Do you take levothyroxine with one full glass of water on an empty stomach and wait an hour before eating - food interferes with the uptake of thyroid hormones.
Do you have the earliest possible blood tests, fasting and allow a 24 hour gap between your last dose of levo and the test and take it afterwards?
Drop a note to your endocrinologist and say that he disbelieves that you have been taking thyroid hormones daily that you have been given advice by the NHS Choices for information/advice on dysfunctions of the thyroid gland and have been notified that as your FT4 and FT3 are at the bottom of the range, rather than towards the top, that is why the TSH is at the higher end of the range, which suggests that, due to the high TSH and low FT3 and FT4 that you may not able to convert levothyroxine of 175mcg to sufficient T3. As levothyroxine (T4) is an inactive hormone and has to convert to T3, it may be that your body is not capable of doing so. Especially if you have a defective gene which means you cannot convert.
Tick off your clinical symptoms:
This is an extract from the following link:-
Some people do not convert their thyroxine adequately into T3. This could be due to lack of certain vitamins and minerals or possibly due to a faulty gene. The DIO2 gene was researched in 2009 and the results were published in the paper entitled, "Common Variation in the DIO2 Gene Predicts Baseline Psychological Well-Being and Response to Combination Thyroxine Plus Triiodothyronine Therapy in Hypothyroid Patients" by V Panicker, P Saravanan, B Vaidya, J Evans, A Hattersley, T Frayling & C Dayan - jcem.endojournals.org/content/94/5/1623.full.pdf+html

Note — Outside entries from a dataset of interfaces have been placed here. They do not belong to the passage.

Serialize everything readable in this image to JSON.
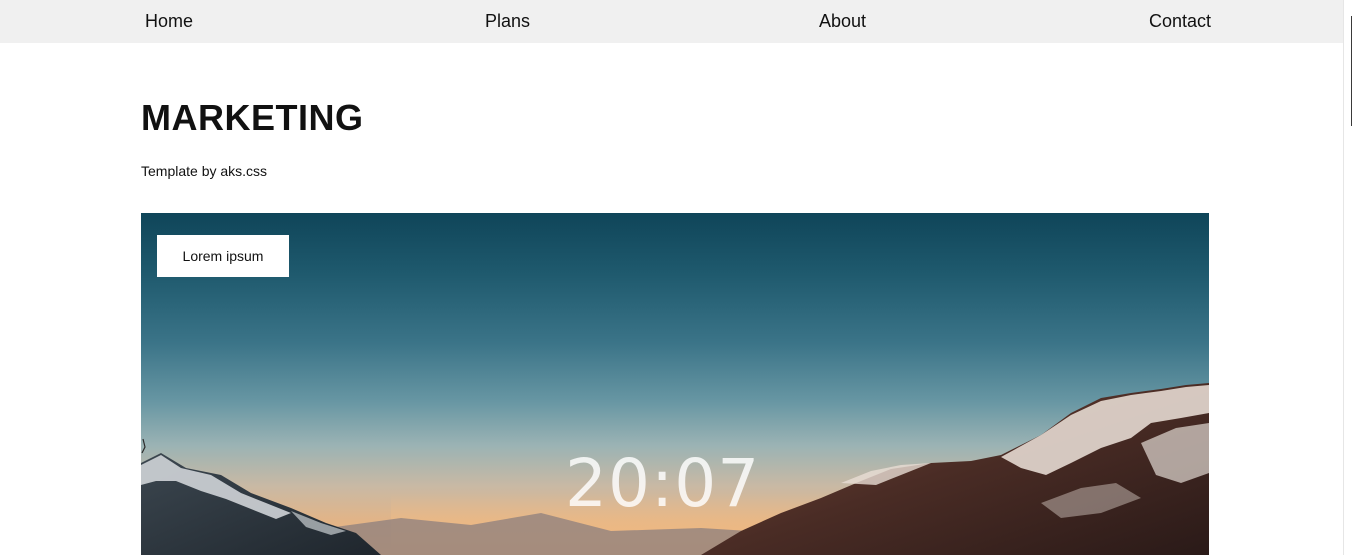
{
  "nav": {
    "items": [
      {
        "label": "Home"
      },
      {
        "label": "Plans"
      },
      {
        "label": "About"
      },
      {
        "label": "Contact"
      }
    ]
  },
  "header": {
    "title": "MARKETING",
    "subtitle": "Template by aks.css"
  },
  "hero": {
    "badge_label": "Lorem ipsum",
    "clock_text": "20:07",
    "image_subject": "mountain sunset landscape"
  },
  "colors": {
    "nav_background": "#f0f0f0",
    "page_background": "#ffffff",
    "text": "#111111",
    "sky_top": "#0f4559",
    "sky_horizon": "#efb27a"
  }
}
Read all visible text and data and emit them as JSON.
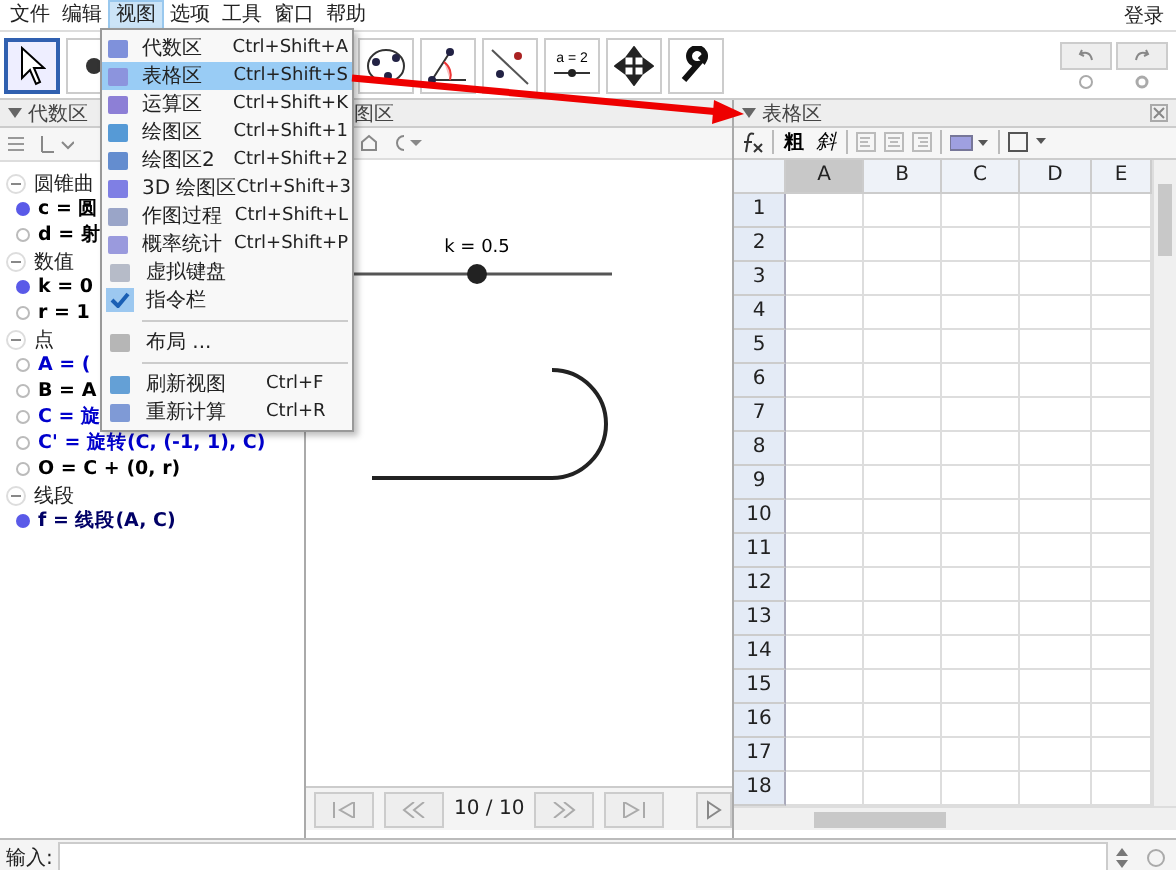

The researchers found that patients on levothyroxine (T4) alone felt worse if the faulty DIO2 gene was inherited through one parent and worse still if they inherited the faulty gene from both parents.
The patients on this study were given T4 only for a set period and then combination treatment of both T4 and T3. The patients who had normal genes did not feel any different on combination treatment. However, those who had one faulty gene felt better on the combination treatment and those with both faulty genes felt better still.
This means that there is a possibility that patients who are on levothyroxine alone and still have symptoms may improve with the addition of T3.
Because this faulty gene causes a deficiency of T3 within the cells, the usual thyroid hormone function tests will not show up a problem. This means that your TSH, FT4 and FT3 blood tests will look normal.
The researchers concluded, “Our results require replication but suggest that commonly inherited variation in the DIO2 gene is associated both with impaired baseline psychological well-being on T4 and enhanced response to combination T4/T3 therapy, but did not affect serum thyroid hormone levels.” This means that some people do not convert but this doesn’t show in their blood tests.